== Extracted entries ==

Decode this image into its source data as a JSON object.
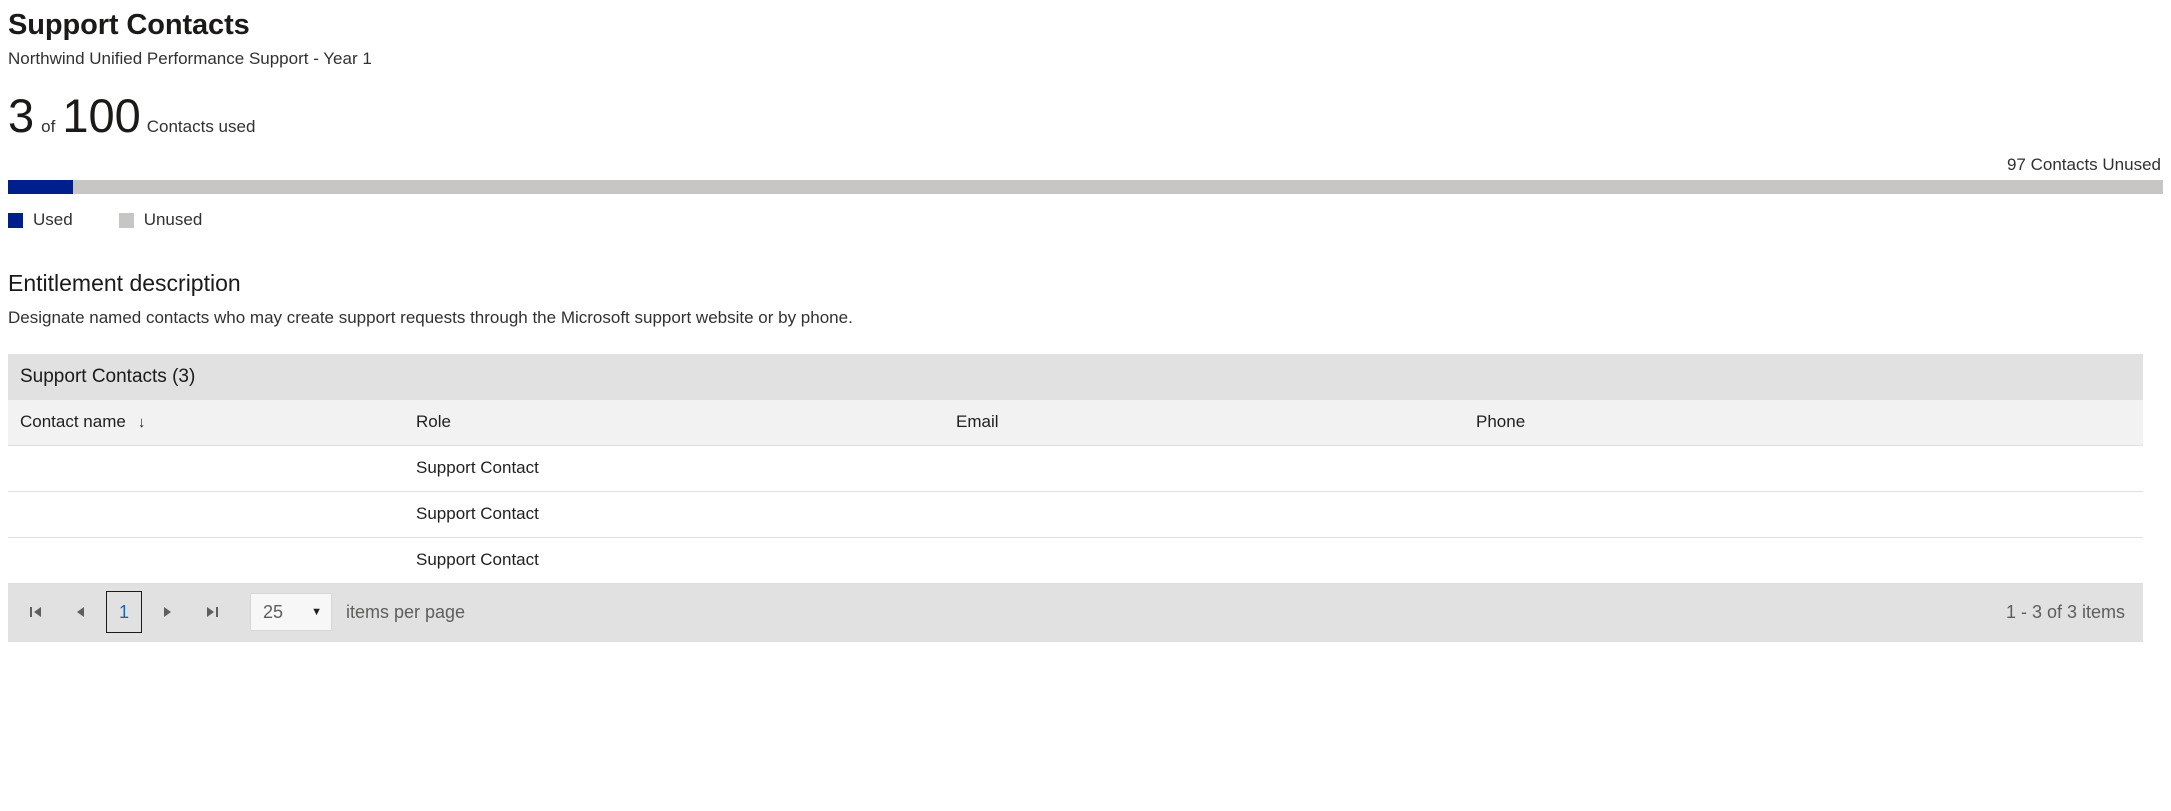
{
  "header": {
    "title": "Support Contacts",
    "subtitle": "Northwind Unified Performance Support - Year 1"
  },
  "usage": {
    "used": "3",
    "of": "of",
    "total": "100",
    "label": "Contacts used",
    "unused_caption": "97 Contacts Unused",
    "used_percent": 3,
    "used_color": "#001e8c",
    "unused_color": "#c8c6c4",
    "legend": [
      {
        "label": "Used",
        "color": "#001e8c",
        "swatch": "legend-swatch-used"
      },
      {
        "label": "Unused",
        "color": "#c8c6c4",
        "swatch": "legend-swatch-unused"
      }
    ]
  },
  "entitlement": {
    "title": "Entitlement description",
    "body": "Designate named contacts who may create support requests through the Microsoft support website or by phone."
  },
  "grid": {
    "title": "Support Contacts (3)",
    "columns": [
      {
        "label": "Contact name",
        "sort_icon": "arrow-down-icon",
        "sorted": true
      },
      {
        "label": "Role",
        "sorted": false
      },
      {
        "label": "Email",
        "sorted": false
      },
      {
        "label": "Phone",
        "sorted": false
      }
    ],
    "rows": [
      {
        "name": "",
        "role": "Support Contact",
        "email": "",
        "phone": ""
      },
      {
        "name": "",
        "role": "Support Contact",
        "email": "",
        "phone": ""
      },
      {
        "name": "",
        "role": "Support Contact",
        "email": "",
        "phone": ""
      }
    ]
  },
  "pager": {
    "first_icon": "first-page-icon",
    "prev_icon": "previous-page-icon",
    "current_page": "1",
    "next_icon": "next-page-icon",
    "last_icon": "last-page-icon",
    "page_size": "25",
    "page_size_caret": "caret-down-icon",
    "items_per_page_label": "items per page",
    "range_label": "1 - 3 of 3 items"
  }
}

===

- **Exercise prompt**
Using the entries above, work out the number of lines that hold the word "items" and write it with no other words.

- **Result of the task**
2